At the end of the day, I see two staffers, bent under the weight of the heavy files they are carrying, walking in the wake of the senator's stride. He is really striking. Tall with magnificent white hair, he is walking erect, his head high, scanning the room at the same time. All in him say poise and power.

Saturday, January 07, 2006

Kneeling for praying

On a nice walk around town. I am on the phone with a friend while walking on 16th Street toward the White House. I am almost there when I notice the two young women kneeling on the sidewalk. They are both young, not older than 20. They are both wearing low-cut pants and light tops. Nothing to distinguish them from any teenagers, except that they are kneeling on the sidewalk. I am still on the phone so I can't ask any question or start a conversation so I look around and I realize that they are in front of the entrance of "Planned Parenthood", a pro-abortion advocacy group. I now can hear them muttering "Jesus" in a low voice prayer that sounds more like a song. This is Saturday so the building is closed and there is no one around.
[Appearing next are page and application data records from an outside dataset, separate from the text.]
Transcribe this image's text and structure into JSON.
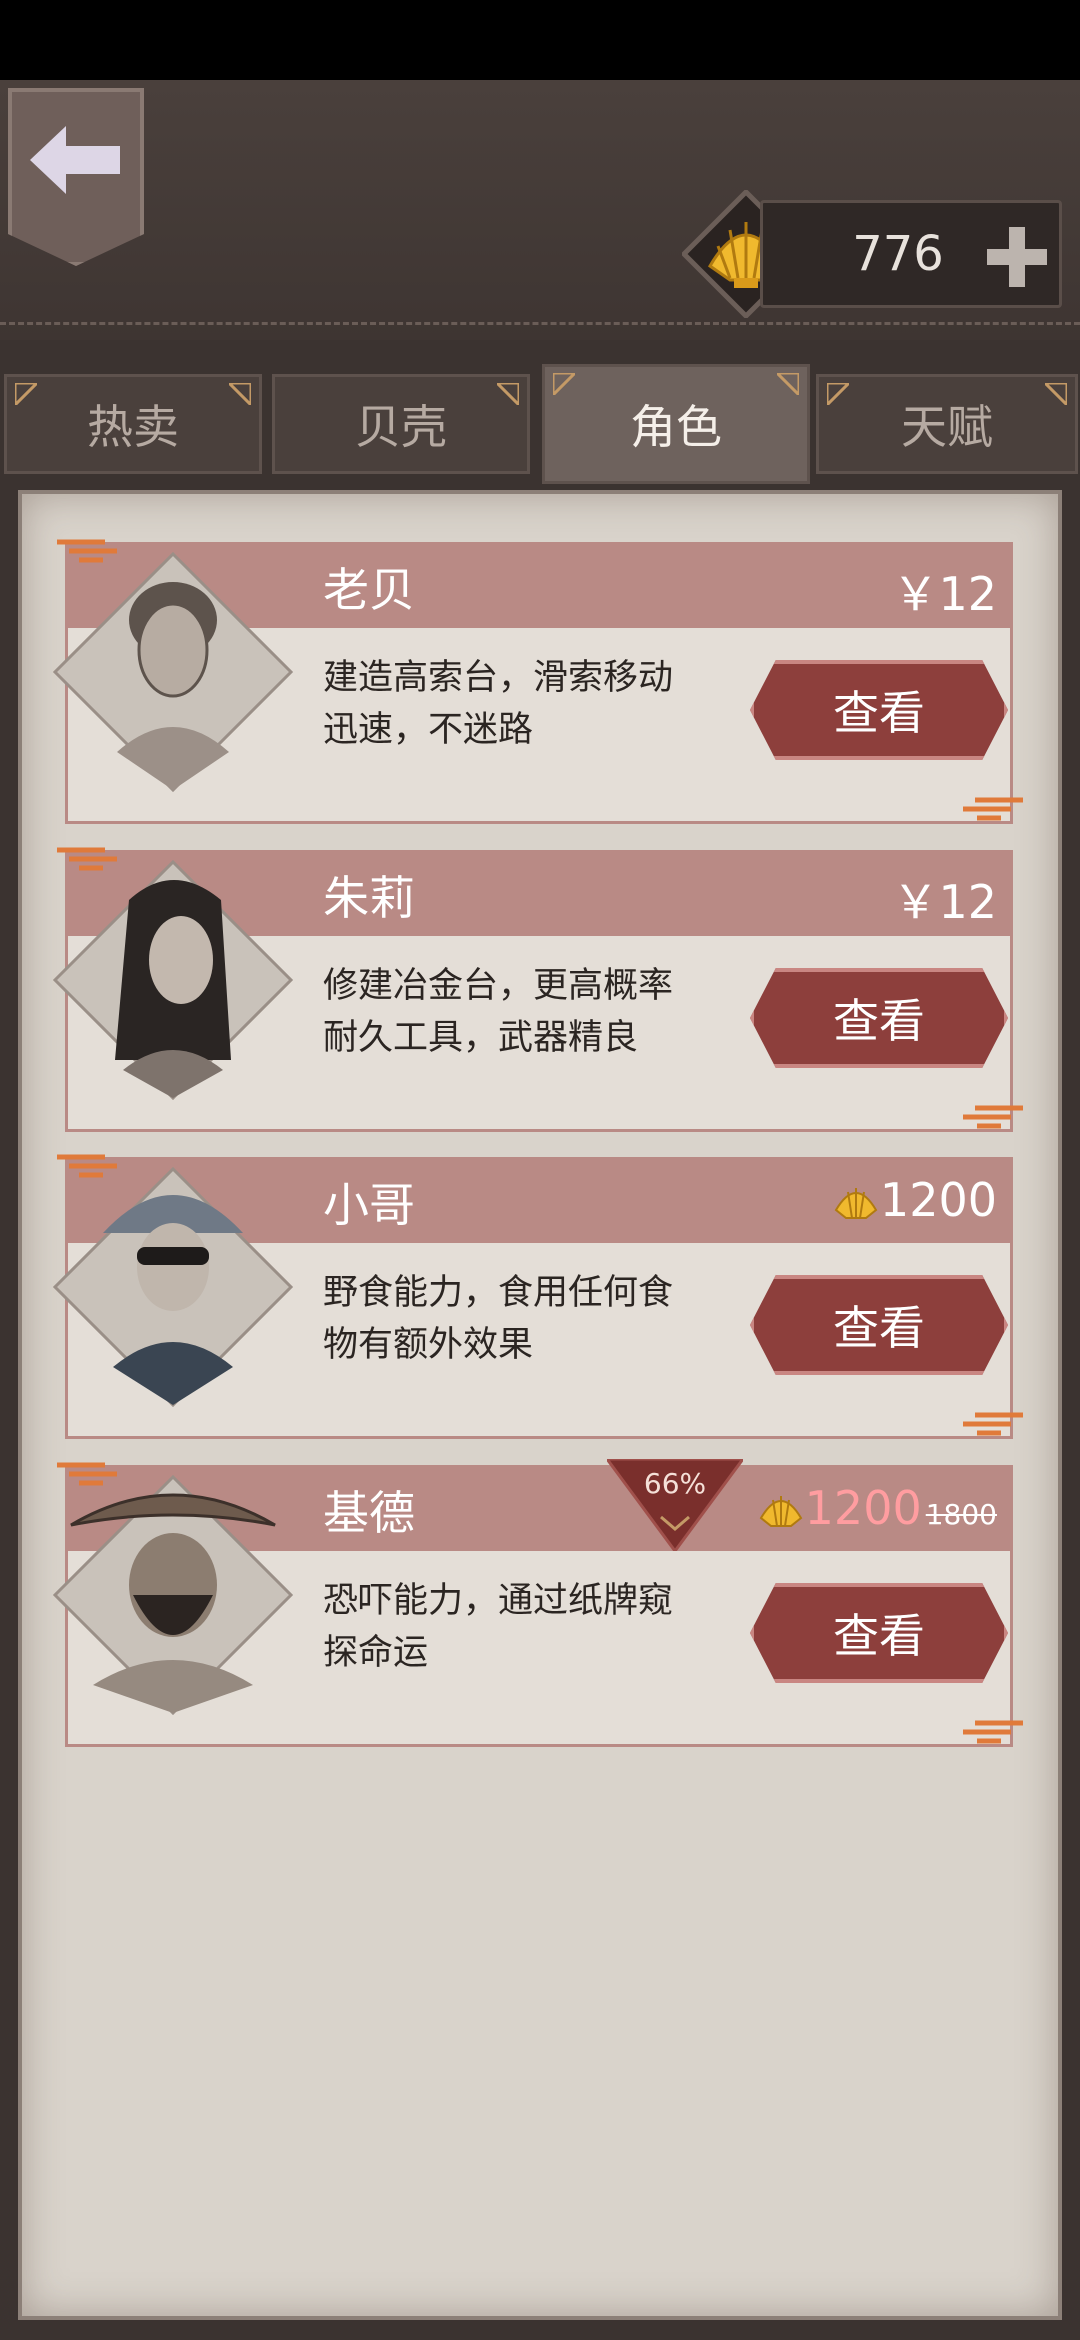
{
  "currency": {
    "shells": "776"
  },
  "tabs": [
    {
      "label": "热卖",
      "active": false
    },
    {
      "label": "贝壳",
      "active": false
    },
    {
      "label": "角色",
      "active": true
    },
    {
      "label": "天赋",
      "active": false
    }
  ],
  "characters": [
    {
      "name": "老贝",
      "price": "￥12",
      "description": "建造高索台，滑索移动迅速，不迷路",
      "button": "查看"
    },
    {
      "name": "朱莉",
      "price": "￥12",
      "description": "修建冶金台，更高概率耐久工具，武器精良",
      "button": "查看"
    },
    {
      "name": "小哥",
      "price": "1200",
      "description": "野食能力，食用任何食物有额外效果",
      "button": "查看"
    },
    {
      "name": "基德",
      "price": "1200",
      "old_price": "1800",
      "discount": "66%",
      "description": "恐吓能力，通过纸牌窥探命运",
      "button": "查看"
    }
  ],
  "colors": {
    "header": "#b98a85",
    "button": "#8d3f3c",
    "paper": "#d9d3cb"
  }
}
Praying with such fervor in front of an empty building.

Monday, January 02, 2006

Satellite year

At a party for the new year. The party is organized by the boyfriend of the roommate of a friend of a friend. I know almost nobody there. We arrive right before midnight and the place is packed. The basement is overflowing with people dancing to the rhythm of unfamiliar music. I will learn later that this is music is from Angola as most of the people in the house were either born there or have links to that country. There is serious dancing going on. It is 11:59 PM and I see everyone around me getting their cell phones out. It is a strange sight, everyone is still dancing but they're all looking at the cell phone in their hands. The moment their cell phone turns to midnight everyone shouts "Happy New Year!" Perfectly in sync, thanks to the cell phone satellite system.